Vacation and Shopping

People who earn more money tend to carry higher balances on their credit cards for things like shopping and traveling because they tend to have higher credit limits. On top of that, many retailers offer store credit cards as a convenience to their customers, making it even easier to rack up credit card debt while shopping online or in-person.

Interest Charges

Interest can start to build when people carry balances on their credit cards, making debt situations even worse. According to Experian, in 2019 the average American household carried $6,194 in credit card debt. Meanwhile, according to The Balance's June 2020 Average Credit Card Interest report, the average credit card interest rate stood at 20.09%. That means households in the U.S. can expect pay an average of around $1,250.00 in credit card interest charges this year.

One quick way to tally up what you're paying in interest every year is to plug your credit card balance and interest rate into our loan calculator:

Credit Card Debt and Credit Scores

Credit card debt doesn't always mean a lower credit score—especially for people with accounts in good standing.

Even though the average amount of credit card debt in the U.S. increased from 2018 to 2019, so did the average credit score. The average FICO score was 701 in 2018 and rose to 703 in 2019. And the average FICO score for people with credit cards in 2019 was 727—which is considered very good.

Many factors beyond debt go into calculating a credit score, including payment history, length of time using credit, percentage of spending limit used, credit mix, and the number of new credit accounts or inquiries.

In general, it's best to use less than 30% of your credit limit to avoid negatively impacting your credit score.

If someone has the average $6,194 of credit card debt but has a $7,000 spending limit, then it's likely that their credit score will be lowered because they're using a large percentage of their limit. On the other hand, if another person has the same $6,194 in credit card debt but has a $40,000 spending limit, then it's likely that their score will not be impacted too negatively by this debt.

The Balance does not provide tax, investment, or financial services and advice. The information is being presented without consideration of the investment objectives, risk tolerance, or financial circumstances of any specific investor and might not be suitable for all investors. Past performance is not indicative of future results. Investing involves risk, including the possible loss of principal.

Article Sources

  1. Experian. "2019 Consumer Credit Review." Accessed Feb. 12, 2020.

  2. Federal Reserve Bank of New York Center for Microeconomic Data. "Household Debt and Credit Report." Accessed Feb. 12, 2020.

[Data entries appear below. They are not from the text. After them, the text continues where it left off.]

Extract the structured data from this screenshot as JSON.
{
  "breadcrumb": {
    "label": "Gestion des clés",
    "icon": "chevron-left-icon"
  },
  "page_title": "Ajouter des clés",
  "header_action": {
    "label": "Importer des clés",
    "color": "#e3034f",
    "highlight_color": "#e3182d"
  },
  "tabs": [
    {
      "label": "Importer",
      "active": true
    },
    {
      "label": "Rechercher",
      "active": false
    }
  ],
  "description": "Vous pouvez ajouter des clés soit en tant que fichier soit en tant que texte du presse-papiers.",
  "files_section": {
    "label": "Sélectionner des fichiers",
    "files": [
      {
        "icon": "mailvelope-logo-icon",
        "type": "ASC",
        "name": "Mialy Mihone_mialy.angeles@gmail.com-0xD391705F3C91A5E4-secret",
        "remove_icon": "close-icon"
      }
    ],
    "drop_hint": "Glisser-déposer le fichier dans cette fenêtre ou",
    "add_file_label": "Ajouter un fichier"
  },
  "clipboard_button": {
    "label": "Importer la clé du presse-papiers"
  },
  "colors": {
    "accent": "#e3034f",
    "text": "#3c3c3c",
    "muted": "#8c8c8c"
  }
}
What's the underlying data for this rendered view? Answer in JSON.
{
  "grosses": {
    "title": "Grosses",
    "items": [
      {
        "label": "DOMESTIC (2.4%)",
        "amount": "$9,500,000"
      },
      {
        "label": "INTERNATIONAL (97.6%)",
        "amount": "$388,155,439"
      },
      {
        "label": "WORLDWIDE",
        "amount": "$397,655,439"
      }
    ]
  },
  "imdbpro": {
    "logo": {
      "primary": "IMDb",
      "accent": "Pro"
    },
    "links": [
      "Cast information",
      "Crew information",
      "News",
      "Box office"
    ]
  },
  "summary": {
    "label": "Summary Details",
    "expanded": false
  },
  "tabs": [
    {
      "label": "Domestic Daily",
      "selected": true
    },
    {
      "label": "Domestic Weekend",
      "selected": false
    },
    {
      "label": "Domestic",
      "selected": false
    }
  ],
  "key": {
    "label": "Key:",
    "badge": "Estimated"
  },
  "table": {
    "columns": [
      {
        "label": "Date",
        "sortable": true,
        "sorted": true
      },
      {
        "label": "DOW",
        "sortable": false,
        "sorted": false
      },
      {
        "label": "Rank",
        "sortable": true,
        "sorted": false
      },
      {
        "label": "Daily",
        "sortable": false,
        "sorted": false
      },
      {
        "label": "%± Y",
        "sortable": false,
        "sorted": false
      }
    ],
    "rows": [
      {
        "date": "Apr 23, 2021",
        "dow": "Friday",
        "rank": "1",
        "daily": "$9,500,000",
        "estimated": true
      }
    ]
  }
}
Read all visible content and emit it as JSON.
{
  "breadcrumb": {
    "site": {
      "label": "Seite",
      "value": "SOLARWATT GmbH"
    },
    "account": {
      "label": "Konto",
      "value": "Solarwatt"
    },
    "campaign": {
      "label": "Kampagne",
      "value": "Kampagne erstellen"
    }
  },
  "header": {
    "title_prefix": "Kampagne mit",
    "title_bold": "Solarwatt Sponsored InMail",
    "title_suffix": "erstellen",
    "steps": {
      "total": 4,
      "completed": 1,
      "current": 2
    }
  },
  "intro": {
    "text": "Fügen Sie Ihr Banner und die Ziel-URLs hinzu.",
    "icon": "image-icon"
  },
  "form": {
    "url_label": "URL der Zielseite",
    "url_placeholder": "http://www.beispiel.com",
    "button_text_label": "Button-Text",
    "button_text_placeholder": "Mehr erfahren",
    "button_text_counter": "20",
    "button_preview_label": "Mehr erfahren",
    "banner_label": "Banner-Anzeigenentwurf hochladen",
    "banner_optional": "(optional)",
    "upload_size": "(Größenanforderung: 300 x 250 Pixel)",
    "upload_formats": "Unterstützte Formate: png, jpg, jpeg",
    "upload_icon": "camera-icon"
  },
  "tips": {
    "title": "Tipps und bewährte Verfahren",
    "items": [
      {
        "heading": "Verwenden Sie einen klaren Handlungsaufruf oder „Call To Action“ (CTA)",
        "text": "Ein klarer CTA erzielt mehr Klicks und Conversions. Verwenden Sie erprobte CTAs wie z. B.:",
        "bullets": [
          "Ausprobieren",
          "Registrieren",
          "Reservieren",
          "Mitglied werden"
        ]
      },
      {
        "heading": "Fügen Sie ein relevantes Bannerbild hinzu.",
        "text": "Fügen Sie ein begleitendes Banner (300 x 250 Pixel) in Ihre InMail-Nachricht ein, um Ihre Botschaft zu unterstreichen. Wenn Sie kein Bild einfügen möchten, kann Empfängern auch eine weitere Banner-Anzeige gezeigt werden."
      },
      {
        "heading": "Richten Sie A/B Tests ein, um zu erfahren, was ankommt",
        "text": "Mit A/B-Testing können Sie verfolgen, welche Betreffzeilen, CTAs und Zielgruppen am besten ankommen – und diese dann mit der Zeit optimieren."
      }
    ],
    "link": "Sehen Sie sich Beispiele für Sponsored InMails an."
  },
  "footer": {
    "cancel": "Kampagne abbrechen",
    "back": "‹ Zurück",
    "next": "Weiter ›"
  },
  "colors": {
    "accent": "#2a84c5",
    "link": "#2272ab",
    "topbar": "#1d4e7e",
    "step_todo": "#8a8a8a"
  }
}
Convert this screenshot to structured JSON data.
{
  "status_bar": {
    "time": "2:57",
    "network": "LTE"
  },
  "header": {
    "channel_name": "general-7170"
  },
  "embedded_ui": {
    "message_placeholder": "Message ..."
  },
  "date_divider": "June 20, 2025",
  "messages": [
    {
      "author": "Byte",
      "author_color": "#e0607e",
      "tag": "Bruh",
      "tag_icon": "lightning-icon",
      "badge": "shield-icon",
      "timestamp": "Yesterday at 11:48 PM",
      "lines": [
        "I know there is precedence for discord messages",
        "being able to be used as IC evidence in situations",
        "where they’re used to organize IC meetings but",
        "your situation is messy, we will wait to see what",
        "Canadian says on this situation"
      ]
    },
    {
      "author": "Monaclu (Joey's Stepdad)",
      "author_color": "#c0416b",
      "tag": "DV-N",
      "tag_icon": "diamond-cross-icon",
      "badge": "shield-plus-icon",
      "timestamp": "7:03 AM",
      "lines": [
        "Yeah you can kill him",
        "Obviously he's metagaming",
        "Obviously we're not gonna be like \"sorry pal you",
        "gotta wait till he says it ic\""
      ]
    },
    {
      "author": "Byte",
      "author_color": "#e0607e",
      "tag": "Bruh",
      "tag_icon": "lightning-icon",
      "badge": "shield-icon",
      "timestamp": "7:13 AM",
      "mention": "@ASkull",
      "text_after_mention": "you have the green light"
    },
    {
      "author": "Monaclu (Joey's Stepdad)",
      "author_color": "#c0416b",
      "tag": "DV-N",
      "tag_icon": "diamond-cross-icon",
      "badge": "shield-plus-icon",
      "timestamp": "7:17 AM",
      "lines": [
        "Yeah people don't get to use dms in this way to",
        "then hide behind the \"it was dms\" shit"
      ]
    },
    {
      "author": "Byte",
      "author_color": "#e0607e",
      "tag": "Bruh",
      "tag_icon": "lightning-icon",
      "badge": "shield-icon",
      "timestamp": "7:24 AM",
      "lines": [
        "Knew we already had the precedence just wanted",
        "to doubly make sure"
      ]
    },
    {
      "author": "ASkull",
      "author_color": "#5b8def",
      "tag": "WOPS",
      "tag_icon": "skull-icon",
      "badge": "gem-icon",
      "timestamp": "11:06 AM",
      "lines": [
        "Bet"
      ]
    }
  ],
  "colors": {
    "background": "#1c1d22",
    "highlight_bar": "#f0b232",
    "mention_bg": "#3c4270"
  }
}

  3. Experian. "A Look at U.S. Consumer Credit Card Debt." Accessed Feb. 12, 2020.

  4. Experian."Debt Reaches New Highs in 2019, but Credit Scores Stay Strong." Accessed July 17, 2020.

  5. Experian. "What Affects Your Credit Scores?" Accessed Feb. 13, 2020.